California State Legislators are at it again. Although past efforts to pass a plastic grocery bag ban by the state legislature have failed, it may be different this time. AB 158 and SB 405 are going through the legislature. We urge you to contact your state legislators in the California Senate and Assembly. Let them know you oppose a statewide plastic bag ban.
Click on the following link: Find Your California Representative
Some Talking Points Follow:
Plastic bag litter (all sorts of plastic bags) comprise only 0.6% or roadside litter. In comparison, fast food litter is 29.1% of roadside litter.
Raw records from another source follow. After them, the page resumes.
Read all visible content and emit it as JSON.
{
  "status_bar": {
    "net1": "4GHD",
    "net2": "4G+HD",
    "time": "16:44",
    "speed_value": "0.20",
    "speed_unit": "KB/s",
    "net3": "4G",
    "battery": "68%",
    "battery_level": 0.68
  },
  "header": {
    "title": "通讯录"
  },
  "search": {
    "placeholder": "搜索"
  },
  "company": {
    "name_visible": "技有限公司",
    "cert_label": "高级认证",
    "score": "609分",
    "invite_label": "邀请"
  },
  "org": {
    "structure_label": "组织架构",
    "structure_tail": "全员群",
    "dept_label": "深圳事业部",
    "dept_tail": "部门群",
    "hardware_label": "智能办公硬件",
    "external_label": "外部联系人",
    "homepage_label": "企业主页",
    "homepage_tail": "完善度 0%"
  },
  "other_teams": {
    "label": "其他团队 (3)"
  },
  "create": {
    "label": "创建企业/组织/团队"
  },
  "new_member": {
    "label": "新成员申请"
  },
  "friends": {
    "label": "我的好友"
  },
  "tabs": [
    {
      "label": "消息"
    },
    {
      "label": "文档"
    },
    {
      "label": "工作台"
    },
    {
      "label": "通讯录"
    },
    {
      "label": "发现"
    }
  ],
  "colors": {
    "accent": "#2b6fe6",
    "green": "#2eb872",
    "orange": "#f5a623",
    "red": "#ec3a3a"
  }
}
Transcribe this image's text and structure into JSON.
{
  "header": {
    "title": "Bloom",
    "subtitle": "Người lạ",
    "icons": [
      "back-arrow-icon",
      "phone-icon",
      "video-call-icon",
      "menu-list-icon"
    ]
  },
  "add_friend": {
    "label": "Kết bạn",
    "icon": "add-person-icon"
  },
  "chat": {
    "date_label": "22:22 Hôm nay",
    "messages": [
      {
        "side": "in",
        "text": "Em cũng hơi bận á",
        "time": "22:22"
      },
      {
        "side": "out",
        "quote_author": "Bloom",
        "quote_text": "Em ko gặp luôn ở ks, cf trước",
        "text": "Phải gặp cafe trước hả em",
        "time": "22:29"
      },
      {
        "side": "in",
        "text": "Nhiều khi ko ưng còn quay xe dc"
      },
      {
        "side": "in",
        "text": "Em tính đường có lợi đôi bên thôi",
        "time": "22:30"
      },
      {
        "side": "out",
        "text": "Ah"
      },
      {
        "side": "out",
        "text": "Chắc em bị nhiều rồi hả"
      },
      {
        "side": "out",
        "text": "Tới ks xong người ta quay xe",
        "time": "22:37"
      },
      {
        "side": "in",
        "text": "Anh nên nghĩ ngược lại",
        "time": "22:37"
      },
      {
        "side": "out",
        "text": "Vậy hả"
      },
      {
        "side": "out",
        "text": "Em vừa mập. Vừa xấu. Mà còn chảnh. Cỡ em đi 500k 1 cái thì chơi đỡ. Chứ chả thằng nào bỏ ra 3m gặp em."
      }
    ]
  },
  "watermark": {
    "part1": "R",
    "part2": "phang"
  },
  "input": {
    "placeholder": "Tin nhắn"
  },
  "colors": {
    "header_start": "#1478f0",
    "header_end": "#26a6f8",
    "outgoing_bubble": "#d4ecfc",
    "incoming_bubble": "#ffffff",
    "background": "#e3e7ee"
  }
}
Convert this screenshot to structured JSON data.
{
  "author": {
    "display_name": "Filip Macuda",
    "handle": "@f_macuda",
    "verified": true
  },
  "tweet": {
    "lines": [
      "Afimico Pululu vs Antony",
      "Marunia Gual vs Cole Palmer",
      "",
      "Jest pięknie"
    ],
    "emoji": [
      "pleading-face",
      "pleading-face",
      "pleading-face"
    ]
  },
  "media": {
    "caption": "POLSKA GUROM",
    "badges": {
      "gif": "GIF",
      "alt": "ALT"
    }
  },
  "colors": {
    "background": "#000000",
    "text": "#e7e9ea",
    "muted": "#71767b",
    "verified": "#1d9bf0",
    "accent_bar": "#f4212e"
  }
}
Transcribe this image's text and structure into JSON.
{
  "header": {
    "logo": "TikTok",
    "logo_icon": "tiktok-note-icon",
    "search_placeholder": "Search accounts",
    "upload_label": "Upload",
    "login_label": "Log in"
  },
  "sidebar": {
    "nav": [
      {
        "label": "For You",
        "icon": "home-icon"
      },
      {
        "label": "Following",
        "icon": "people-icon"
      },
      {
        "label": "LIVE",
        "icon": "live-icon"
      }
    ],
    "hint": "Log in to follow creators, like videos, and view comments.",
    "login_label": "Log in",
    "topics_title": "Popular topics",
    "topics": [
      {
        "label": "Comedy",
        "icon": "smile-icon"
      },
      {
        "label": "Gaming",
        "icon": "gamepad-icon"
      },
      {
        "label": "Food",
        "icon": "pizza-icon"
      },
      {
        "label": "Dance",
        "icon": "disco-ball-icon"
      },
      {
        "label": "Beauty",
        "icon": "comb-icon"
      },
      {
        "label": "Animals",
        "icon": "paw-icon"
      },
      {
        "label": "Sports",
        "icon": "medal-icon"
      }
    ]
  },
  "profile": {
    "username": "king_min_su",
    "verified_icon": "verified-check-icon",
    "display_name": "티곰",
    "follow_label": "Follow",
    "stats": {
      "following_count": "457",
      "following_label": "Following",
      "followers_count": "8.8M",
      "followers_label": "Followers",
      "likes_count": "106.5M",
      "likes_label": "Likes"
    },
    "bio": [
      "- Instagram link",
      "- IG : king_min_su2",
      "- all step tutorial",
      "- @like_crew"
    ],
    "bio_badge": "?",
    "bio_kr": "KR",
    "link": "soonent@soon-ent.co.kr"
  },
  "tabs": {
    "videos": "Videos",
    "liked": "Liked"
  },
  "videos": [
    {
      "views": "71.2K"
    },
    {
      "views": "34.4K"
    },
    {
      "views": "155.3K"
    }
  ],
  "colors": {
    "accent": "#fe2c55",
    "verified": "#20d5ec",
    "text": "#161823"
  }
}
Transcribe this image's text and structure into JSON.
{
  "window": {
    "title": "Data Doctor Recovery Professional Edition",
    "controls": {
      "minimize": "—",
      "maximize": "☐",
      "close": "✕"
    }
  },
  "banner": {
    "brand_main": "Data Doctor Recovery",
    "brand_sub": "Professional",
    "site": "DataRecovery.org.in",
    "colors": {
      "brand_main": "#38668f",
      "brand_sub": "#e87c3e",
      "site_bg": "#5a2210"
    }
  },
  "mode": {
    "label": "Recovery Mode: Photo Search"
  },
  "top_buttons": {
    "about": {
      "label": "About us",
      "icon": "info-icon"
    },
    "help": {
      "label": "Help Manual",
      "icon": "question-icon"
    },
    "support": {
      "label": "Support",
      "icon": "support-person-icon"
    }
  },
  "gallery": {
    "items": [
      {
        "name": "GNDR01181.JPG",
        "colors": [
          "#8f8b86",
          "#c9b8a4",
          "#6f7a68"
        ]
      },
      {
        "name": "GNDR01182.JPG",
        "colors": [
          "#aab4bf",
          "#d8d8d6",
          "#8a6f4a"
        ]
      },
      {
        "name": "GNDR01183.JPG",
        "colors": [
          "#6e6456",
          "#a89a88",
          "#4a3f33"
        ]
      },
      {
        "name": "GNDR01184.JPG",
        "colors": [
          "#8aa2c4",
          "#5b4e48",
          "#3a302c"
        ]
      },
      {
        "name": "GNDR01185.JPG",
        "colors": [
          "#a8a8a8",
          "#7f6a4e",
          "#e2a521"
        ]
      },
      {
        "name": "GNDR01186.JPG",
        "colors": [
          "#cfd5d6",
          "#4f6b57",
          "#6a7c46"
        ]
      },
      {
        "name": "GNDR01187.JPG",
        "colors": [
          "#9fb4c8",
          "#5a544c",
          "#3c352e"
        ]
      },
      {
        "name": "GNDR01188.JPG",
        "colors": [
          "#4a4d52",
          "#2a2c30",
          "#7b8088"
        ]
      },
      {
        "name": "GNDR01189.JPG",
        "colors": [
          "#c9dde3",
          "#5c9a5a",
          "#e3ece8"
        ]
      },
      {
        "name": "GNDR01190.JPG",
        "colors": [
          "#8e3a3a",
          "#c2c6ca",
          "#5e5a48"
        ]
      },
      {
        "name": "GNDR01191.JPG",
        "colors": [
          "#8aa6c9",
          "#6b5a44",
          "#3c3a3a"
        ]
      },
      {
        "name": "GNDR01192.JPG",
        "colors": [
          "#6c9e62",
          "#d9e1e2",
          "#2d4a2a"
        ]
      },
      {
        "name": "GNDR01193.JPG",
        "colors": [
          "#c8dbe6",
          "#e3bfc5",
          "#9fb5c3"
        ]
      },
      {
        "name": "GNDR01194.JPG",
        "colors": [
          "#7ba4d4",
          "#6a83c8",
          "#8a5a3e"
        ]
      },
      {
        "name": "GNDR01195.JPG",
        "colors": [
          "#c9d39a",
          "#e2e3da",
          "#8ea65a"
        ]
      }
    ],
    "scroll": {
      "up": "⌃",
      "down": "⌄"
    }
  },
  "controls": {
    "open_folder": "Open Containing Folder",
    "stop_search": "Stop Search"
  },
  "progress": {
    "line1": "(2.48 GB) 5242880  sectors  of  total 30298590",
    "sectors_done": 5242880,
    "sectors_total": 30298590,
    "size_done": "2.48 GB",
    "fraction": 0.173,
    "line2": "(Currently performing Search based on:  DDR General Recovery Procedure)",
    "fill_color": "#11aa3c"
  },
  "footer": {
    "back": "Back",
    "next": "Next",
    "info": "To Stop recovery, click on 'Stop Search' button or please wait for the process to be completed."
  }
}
A plastic bag ban will at most eliminate 0.6% of roadside litter leaving the other 99.4% waiting to be picked up. A plastic bag ban will not reduce litter and make for a cleaner city.
AB 158 and SB 405 is not equally applied to all residents. AB 158 and SB 405 creates two different classes of shoppers, one class that is able to receive free paper bags and another class that is required to pay for paper bags. AB 158 and SB 405 creates a new welfare benefit for WIC and SNAP participants. The benefit is provided at the expense of shoppers who pay for paper bags or at the expense of the retailer who will pass the cost of free paper bags on to all shoppers.
The indirect cost of plastic shopping bags for a family of four is less than $20 per year. The cost of paper bags at 10-cents each is about $78.00 per year. The cost of reusable bags is about $250 per year when you include both out of pocket expenses and the cost of a person’s time in handle bags including the time required to wash reusable bags.
Plastic bag bans end up with cutting down more trees for paper bags and actually increase the amount of plastic, paper, and reusable bags ending up in the landfill. In fact, a bag ban increases the amount of material (plastic, paper, and reusable bags) headed for the landfill by as much as factor of four.
Furthermore, based on plastic bag ban results in Santa Monica and San Jose, shoppers rejected reusable bags by choosing paper bags or no bags over reusable bags by a ratio of two-to-one. Clearly, using reusable bags is the wrong solution.